══ Data in this exercise

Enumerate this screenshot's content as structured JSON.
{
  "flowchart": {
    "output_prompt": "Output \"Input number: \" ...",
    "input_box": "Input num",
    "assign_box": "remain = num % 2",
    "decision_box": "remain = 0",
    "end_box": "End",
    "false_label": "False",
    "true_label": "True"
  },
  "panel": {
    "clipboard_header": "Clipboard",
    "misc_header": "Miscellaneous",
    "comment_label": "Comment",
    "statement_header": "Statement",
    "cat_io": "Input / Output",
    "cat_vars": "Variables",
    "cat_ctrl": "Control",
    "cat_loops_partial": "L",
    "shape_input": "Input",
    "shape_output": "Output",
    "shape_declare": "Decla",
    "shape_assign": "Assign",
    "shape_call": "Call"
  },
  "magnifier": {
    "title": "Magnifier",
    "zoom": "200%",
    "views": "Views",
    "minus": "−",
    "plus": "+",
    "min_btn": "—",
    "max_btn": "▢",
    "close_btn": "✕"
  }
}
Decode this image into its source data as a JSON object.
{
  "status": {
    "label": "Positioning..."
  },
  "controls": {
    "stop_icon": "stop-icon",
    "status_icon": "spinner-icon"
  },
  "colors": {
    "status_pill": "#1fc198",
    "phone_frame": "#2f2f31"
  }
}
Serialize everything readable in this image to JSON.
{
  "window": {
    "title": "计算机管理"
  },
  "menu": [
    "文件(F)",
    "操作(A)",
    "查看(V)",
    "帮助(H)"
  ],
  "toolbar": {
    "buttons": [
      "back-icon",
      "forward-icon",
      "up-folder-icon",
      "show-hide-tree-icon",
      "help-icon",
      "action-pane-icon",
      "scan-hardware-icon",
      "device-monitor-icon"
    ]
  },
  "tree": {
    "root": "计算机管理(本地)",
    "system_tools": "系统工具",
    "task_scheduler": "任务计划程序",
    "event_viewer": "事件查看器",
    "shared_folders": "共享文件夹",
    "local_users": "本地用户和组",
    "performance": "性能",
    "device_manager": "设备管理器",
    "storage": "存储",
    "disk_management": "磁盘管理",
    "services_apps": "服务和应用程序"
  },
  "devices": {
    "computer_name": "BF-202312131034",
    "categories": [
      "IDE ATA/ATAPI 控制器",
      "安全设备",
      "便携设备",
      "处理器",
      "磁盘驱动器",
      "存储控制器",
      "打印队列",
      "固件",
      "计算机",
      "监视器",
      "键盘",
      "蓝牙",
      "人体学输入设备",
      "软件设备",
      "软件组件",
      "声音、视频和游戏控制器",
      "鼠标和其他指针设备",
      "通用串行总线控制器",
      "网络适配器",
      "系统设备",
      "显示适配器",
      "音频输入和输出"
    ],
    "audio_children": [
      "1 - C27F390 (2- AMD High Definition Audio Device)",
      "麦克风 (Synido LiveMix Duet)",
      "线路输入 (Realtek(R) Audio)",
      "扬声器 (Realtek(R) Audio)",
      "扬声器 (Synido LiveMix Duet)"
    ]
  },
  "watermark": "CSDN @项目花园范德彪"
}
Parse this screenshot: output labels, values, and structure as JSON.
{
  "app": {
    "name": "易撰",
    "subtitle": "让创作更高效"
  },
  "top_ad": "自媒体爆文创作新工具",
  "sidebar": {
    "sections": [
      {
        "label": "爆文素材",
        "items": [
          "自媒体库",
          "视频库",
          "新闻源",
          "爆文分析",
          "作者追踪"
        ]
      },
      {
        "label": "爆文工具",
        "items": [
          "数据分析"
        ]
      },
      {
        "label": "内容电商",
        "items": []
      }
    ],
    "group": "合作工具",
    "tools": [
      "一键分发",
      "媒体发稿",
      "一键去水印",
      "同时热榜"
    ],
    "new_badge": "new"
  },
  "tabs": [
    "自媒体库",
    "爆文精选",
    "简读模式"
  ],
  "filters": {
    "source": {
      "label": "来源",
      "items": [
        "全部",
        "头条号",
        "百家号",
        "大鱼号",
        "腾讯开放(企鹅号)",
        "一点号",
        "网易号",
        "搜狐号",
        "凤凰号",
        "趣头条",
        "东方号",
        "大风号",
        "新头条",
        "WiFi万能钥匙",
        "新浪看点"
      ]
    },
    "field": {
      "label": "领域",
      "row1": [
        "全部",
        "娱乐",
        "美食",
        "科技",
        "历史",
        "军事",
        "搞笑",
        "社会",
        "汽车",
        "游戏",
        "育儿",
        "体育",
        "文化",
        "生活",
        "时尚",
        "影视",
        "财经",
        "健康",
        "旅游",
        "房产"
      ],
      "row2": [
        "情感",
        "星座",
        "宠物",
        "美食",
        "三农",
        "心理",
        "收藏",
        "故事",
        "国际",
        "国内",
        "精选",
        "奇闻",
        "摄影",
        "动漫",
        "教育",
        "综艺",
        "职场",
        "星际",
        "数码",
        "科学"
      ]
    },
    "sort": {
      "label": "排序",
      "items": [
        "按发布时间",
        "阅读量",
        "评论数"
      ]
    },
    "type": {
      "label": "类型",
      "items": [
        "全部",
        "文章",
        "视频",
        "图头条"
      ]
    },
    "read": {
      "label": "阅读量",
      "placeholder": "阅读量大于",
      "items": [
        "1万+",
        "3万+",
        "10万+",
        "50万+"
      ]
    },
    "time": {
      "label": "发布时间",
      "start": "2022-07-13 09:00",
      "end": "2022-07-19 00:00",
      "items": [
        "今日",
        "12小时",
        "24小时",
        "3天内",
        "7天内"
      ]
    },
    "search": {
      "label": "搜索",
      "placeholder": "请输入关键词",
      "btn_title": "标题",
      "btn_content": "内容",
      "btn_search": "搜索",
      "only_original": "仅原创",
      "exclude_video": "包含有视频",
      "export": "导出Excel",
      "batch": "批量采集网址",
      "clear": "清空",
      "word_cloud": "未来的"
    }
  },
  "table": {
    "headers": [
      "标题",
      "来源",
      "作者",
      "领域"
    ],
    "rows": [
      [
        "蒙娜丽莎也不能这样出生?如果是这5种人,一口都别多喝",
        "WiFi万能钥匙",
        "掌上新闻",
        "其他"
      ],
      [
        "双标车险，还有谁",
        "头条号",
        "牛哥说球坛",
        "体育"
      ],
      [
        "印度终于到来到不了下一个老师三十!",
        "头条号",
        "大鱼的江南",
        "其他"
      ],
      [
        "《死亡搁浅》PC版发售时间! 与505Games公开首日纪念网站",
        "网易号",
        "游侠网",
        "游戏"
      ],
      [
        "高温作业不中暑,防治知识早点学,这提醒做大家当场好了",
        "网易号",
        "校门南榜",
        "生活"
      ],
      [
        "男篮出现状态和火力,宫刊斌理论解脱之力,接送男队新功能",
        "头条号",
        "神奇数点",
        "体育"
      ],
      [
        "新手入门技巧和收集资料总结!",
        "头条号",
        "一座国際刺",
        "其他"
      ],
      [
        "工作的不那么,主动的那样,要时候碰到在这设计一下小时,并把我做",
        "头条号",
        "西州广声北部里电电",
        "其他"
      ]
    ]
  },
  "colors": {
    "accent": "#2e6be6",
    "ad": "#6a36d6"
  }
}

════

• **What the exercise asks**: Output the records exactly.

• **Solution for this exercise**:
Enumerate this screenshot's content as structured JSON.
{
  "flowchart": {
    "output_prompt": "Output \"Input number: \" ...",
    "input_box": "Input num",
    "assign_box": "remain = num % 2",
    "decision_box": "remain = 0",
    "end_box": "End",
    "false_label": "False",
    "true_label": "True"
  },
  "panel": {
    "clipboard_header": "Clipboard",
    "misc_header": "Miscellaneous",
    "comment_label": "Comment",
    "statement_header": "Statement",
    "cat_io": "Input / Output",
    "cat_vars": "Variables",
    "cat_ctrl": "Control",
    "cat_loops_partial": "L",
    "shape_input": "Input",
    "shape_output": "Output",
    "shape_declare": "Decla",
    "shape_assign": "Assign",
    "shape_call": "Call"
  },
  "magnifier": {
    "title": "Magnifier",
    "zoom": "200%",
    "views": "Views",
    "minus": "−",
    "plus": "+",
    "min_btn": "—",
    "max_btn": "▢",
    "close_btn": "✕"
  }
}
Decode this image into its source data as a JSON object.
{
  "status": {
    "label": "Positioning..."
  },
  "controls": {
    "stop_icon": "stop-icon",
    "status_icon": "spinner-icon"
  },
  "colors": {
    "status_pill": "#1fc198",
    "phone_frame": "#2f2f31"
  }
}
Serialize everything readable in this image to JSON.
{
  "window": {
    "title": "计算机管理"
  },
  "menu": [
    "文件(F)",
    "操作(A)",
    "查看(V)",
    "帮助(H)"
  ],
  "toolbar": {
    "buttons": [
      "back-icon",
      "forward-icon",
      "up-folder-icon",
      "show-hide-tree-icon",
      "help-icon",
      "action-pane-icon",
      "scan-hardware-icon",
      "device-monitor-icon"
    ]
  },
  "tree": {
    "root": "计算机管理(本地)",
    "system_tools": "系统工具",
    "task_scheduler": "任务计划程序",
    "event_viewer": "事件查看器",
    "shared_folders": "共享文件夹",
    "local_users": "本地用户和组",
    "performance": "性能",
    "device_manager": "设备管理器",
    "storage": "存储",
    "disk_management": "磁盘管理",
    "services_apps": "服务和应用程序"
  },
  "devices": {
    "computer_name": "BF-202312131034",
    "categories": [
      "IDE ATA/ATAPI 控制器",
      "安全设备",
      "便携设备",
      "处理器",
      "磁盘驱动器",
      "存储控制器",
      "打印队列",
      "固件",
      "计算机",
      "监视器",
      "键盘",
      "蓝牙",
      "人体学输入设备",
      "软件设备",
      "软件组件",
      "声音、视频和游戏控制器",
      "鼠标和其他指针设备",
      "通用串行总线控制器",
      "网络适配器",
      "系统设备",
      "显示适配器",
      "音频输入和输出"
    ],
    "audio_children": [
      "1 - C27F390 (2- AMD High Definition Audio Device)",
      "麦克风 (Synido LiveMix Duet)",
      "线路输入 (Realtek(R) Audio)",
      "扬声器 (Realtek(R) Audio)",
      "扬声器 (Synido LiveMix Duet)"
    ]
  },
  "watermark": "CSDN @项目花园范德彪"
}
Parse this screenshot: output labels, values, and structure as JSON.
{
  "app": {
    "name": "易撰",
    "subtitle": "让创作更高效"
  },
  "top_ad": "自媒体爆文创作新工具",
  "sidebar": {
    "sections": [
      {
        "label": "爆文素材",
        "items": [
          "自媒体库",
          "视频库",
          "新闻源",
          "爆文分析",
          "作者追踪"
        ]
      },
      {
        "label": "爆文工具",
        "items": [
          "数据分析"
        ]
      },
      {
        "label": "内容电商",
        "items": []
      }
    ],
    "group": "合作工具",
    "tools": [
      "一键分发",
      "媒体发稿",
      "一键去水印",
      "同时热榜"
    ],
    "new_badge": "new"
  },
  "tabs": [
    "自媒体库",
    "爆文精选",
    "简读模式"
  ],
  "filters": {
    "source": {
      "label": "来源",
      "items": [
        "全部",
        "头条号",
        "百家号",
        "大鱼号",
        "腾讯开放(企鹅号)",
        "一点号",
        "网易号",
        "搜狐号",
        "凤凰号",
        "趣头条",
        "东方号",
        "大风号",
        "新头条",
        "WiFi万能钥匙",
        "新浪看点"
      ]
    },
    "field": {
      "label": "领域",
      "row1": [
        "全部",
        "娱乐",
        "美食",
        "科技",
        "历史",
        "军事",
        "搞笑",
        "社会",
        "汽车",
        "游戏",
        "育儿",
        "体育",
        "文化",
        "生活",
        "时尚",
        "影视",
        "财经",
        "健康",
        "旅游",
        "房产"
      ],
      "row2": [
        "情感",
        "星座",
        "宠物",
        "美食",
        "三农",
        "心理",
        "收藏",
        "故事",
        "国际",
        "国内",
        "精选",
        "奇闻",
        "摄影",
        "动漫",
        "教育",
        "综艺",
        "职场",
        "星际",
        "数码",
        "科学"
      ]
    },
    "sort": {
      "label": "排序",
      "items": [
        "按发布时间",
        "阅读量",
        "评论数"
      ]
    },
    "type": {
      "label": "类型",
      "items": [
        "全部",
        "文章",
        "视频",
        "图头条"
      ]
    },
    "read": {
      "label": "阅读量",
      "placeholder": "阅读量大于",
      "items": [
        "1万+",
        "3万+",
        "10万+",
        "50万+"
      ]
    },
    "time": {
      "label": "发布时间",
      "start": "2022-07-13 09:00",
      "end": "2022-07-19 00:00",
      "items": [
        "今日",
        "12小时",
        "24小时",
        "3天内",
        "7天内"
      ]
    },
    "search": {
      "label": "搜索",
      "placeholder": "请输入关键词",
      "btn_title": "标题",
      "btn_content": "内容",
      "btn_search": "搜索",
      "only_original": "仅原创",
      "exclude_video": "包含有视频",
      "export": "导出Excel",
      "batch": "批量采集网址",
      "clear": "清空",
      "word_cloud": "未来的"
    }
  },
  "table": {
    "headers": [
      "标题",
      "来源",
      "作者",
      "领域"
    ],
    "rows": [
      [
        "蒙娜丽莎也不能这样出生?如果是这5种人,一口都别多喝",
        "WiFi万能钥匙",
        "掌上新闻",
        "其他"
      ],
      [
        "双标车险，还有谁",
        "头条号",
        "牛哥说球坛",
        "体育"
      ],
      [
        "印度终于到来到不了下一个老师三十!",
        "头条号",
        "大鱼的江南",
        "其他"
      ],
      [
        "《死亡搁浅》PC版发售时间! 与505Games公开首日纪念网站",
        "网易号",
        "游侠网",
        "游戏"
      ],
      [
        "高温作业不中暑,防治知识早点学,这提醒做大家当场好了",
        "网易号",
        "校门南榜",
        "生活"
      ],
      [
        "男篮出现状态和火力,宫刊斌理论解脱之力,接送男队新功能",
        "头条号",
        "神奇数点",
        "体育"
      ],
      [
        "新手入门技巧和收集资料总结!",
        "头条号",
        "一座国際刺",
        "其他"
      ],
      [
        "工作的不那么,主动的那样,要时候碰到在这设计一下小时,并把我做",
        "头条号",
        "西州广声北部里电电",
        "其他"
      ]
    ]
  },
  "colors": {
    "accent": "#2e6be6",
    "ad": "#6a36d6"
  }
}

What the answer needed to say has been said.